§ **Assigned task**
Output the data below exactly, images excluded.

§ **The records**
►

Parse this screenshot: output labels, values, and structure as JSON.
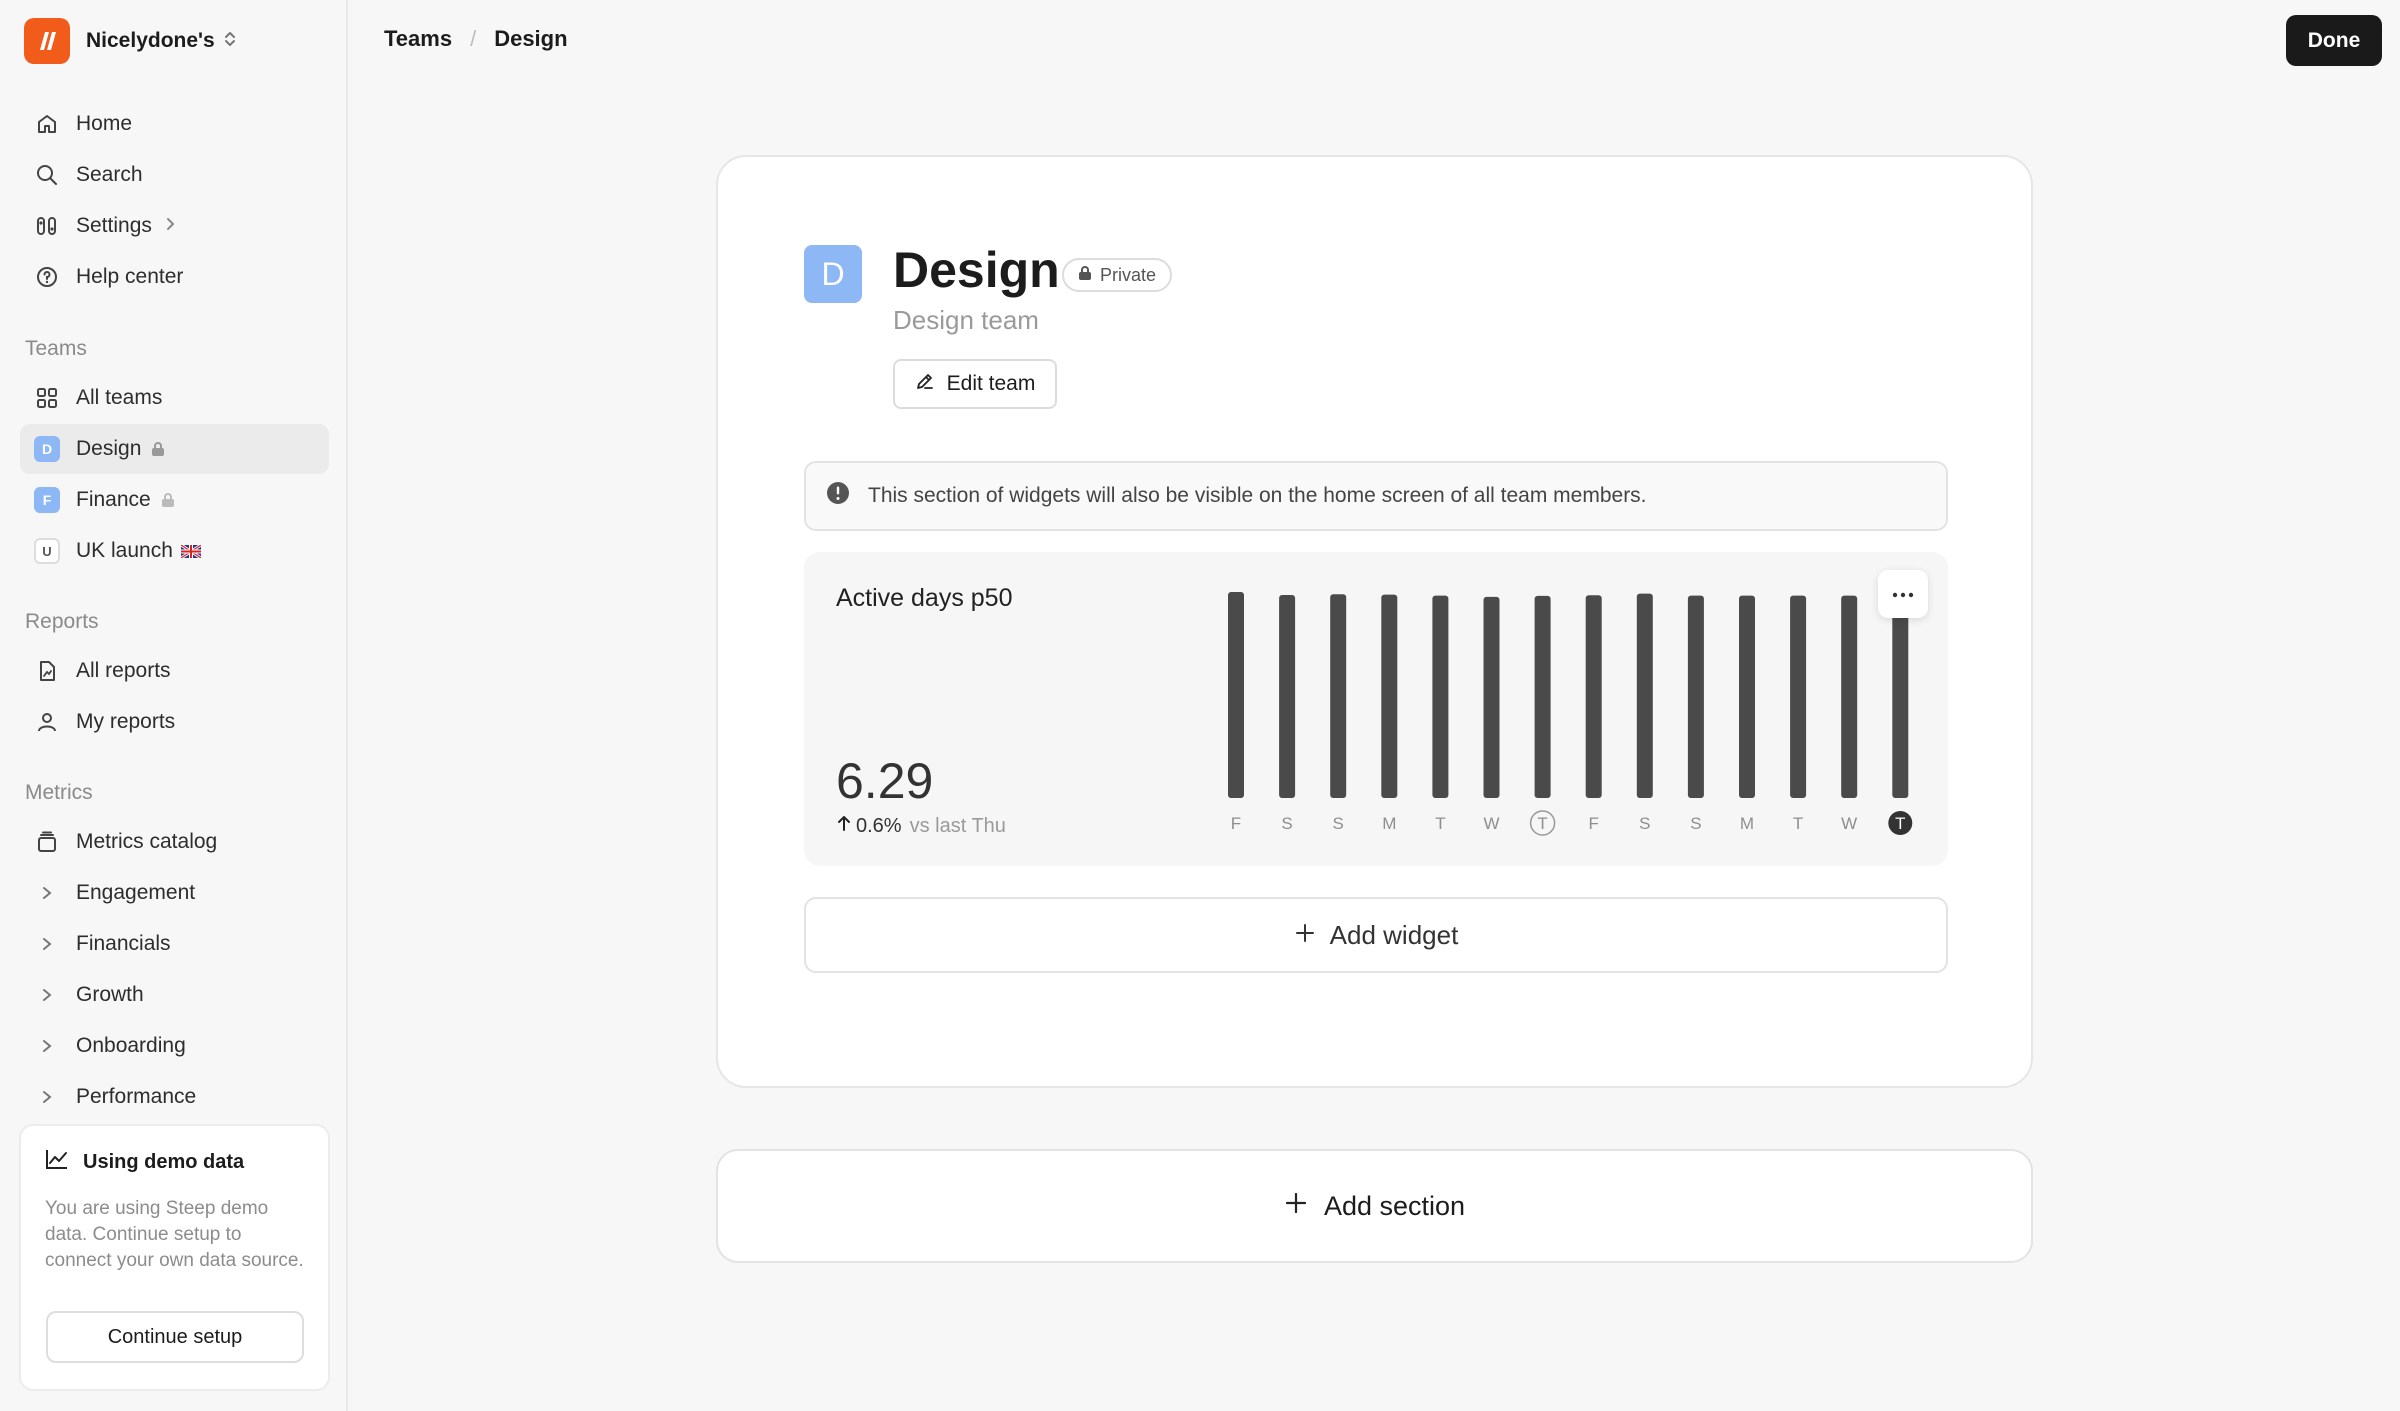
{
  "workspace": {
    "name": "Nicelydone's",
    "logo_color": "#f25c1b"
  },
  "nav": {
    "home": "Home",
    "search": "Search",
    "settings": "Settings",
    "help": "Help center"
  },
  "teams_section": {
    "label": "Teams",
    "items": [
      {
        "label": "All teams"
      },
      {
        "label": "Design",
        "badge": "D",
        "badge_color": "#8eb7f5",
        "locked": true
      },
      {
        "label": "Finance",
        "badge": "F",
        "badge_color": "#8eb7f5",
        "locked": true
      },
      {
        "label": "UK launch",
        "badge": "U",
        "flag": "uk-flag-icon"
      }
    ]
  },
  "reports_section": {
    "label": "Reports",
    "items": [
      {
        "label": "All reports"
      },
      {
        "label": "My reports"
      }
    ]
  },
  "metrics_section": {
    "label": "Metrics",
    "items": [
      {
        "label": "Metrics catalog"
      },
      {
        "label": "Engagement"
      },
      {
        "label": "Financials"
      },
      {
        "label": "Growth"
      },
      {
        "label": "Onboarding"
      },
      {
        "label": "Performance"
      }
    ]
  },
  "demo": {
    "title": "Using demo data",
    "text": "You are using Steep demo data. Continue setup to connect your own data source.",
    "button": "Continue setup"
  },
  "breadcrumb": {
    "parent": "Teams",
    "separator": "/",
    "current": "Design"
  },
  "header": {
    "done_label": "Done"
  },
  "team": {
    "avatar_letter": "D",
    "name": "Design",
    "privacy": "Private",
    "description": "Design team",
    "edit_label": "Edit team"
  },
  "notice": {
    "text": "This section of widgets will also be visible on the home screen of all team members."
  },
  "widget": {
    "title": "Active days p50",
    "value": "6.29",
    "delta": "0.6%",
    "delta_suffix": "vs last Thu"
  },
  "chart_data": {
    "type": "bar",
    "categories": [
      "F",
      "S",
      "S",
      "M",
      "T",
      "W",
      "T",
      "F",
      "S",
      "S",
      "M",
      "T",
      "W",
      "T"
    ],
    "values": [
      6.29,
      6.2,
      6.22,
      6.21,
      6.18,
      6.14,
      6.17,
      6.19,
      6.24,
      6.18,
      6.18,
      6.18,
      6.18,
      6.29
    ],
    "highlight": {
      "outlined_index": 6,
      "filled_index": 13
    },
    "bar_color": "#4a4a4a"
  },
  "add_widget_label": "Add widget",
  "add_section_label": "Add section"
}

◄

§ **Exercise solution**
Parse this screenshot: output labels, values, and structure as JSON.
{
  "workspace": {
    "name": "Nicelydone's",
    "logo_color": "#f25c1b"
  },
  "nav": {
    "home": "Home",
    "search": "Search",
    "settings": "Settings",
    "help": "Help center"
  },
  "teams_section": {
    "label": "Teams",
    "items": [
      {
        "label": "All teams"
      },
      {
        "label": "Design",
        "badge": "D",
        "badge_color": "#8eb7f5",
        "locked": true
      },
      {
        "label": "Finance",
        "badge": "F",
        "badge_color": "#8eb7f5",
        "locked": true
      },
      {
        "label": "UK launch",
        "badge": "U",
        "flag": "uk-flag-icon"
      }
    ]
  },
  "reports_section": {
    "label": "Reports",
    "items": [
      {
        "label": "All reports"
      },
      {
        "label": "My reports"
      }
    ]
  },
  "metrics_section": {
    "label": "Metrics",
    "items": [
      {
        "label": "Metrics catalog"
      },
      {
        "label": "Engagement"
      },
      {
        "label": "Financials"
      },
      {
        "label": "Growth"
      },
      {
        "label": "Onboarding"
      },
      {
        "label": "Performance"
      }
    ]
  },
  "demo": {
    "title": "Using demo data",
    "text": "You are using Steep demo data. Continue setup to connect your own data source.",
    "button": "Continue setup"
  },
  "breadcrumb": {
    "parent": "Teams",
    "separator": "/",
    "current": "Design"
  },
  "header": {
    "done_label": "Done"
  },
  "team": {
    "avatar_letter": "D",
    "name": "Design",
    "privacy": "Private",
    "description": "Design team",
    "edit_label": "Edit team"
  },
  "notice": {
    "text": "This section of widgets will also be visible on the home screen of all team members."
  },
  "widget": {
    "title": "Active days p50",
    "value": "6.29",
    "delta": "0.6%",
    "delta_suffix": "vs last Thu"
  },
  "chart_data": {
    "type": "bar",
    "categories": [
      "F",
      "S",
      "S",
      "M",
      "T",
      "W",
      "T",
      "F",
      "S",
      "S",
      "M",
      "T",
      "W",
      "T"
    ],
    "values": [
      6.29,
      6.2,
      6.22,
      6.21,
      6.18,
      6.14,
      6.17,
      6.19,
      6.24,
      6.18,
      6.18,
      6.18,
      6.18,
      6.29
    ],
    "highlight": {
      "outlined_index": 6,
      "filled_index": 13
    },
    "bar_color": "#4a4a4a"
  },
  "add_widget_label": "Add widget",
  "add_section_label": "Add section"
}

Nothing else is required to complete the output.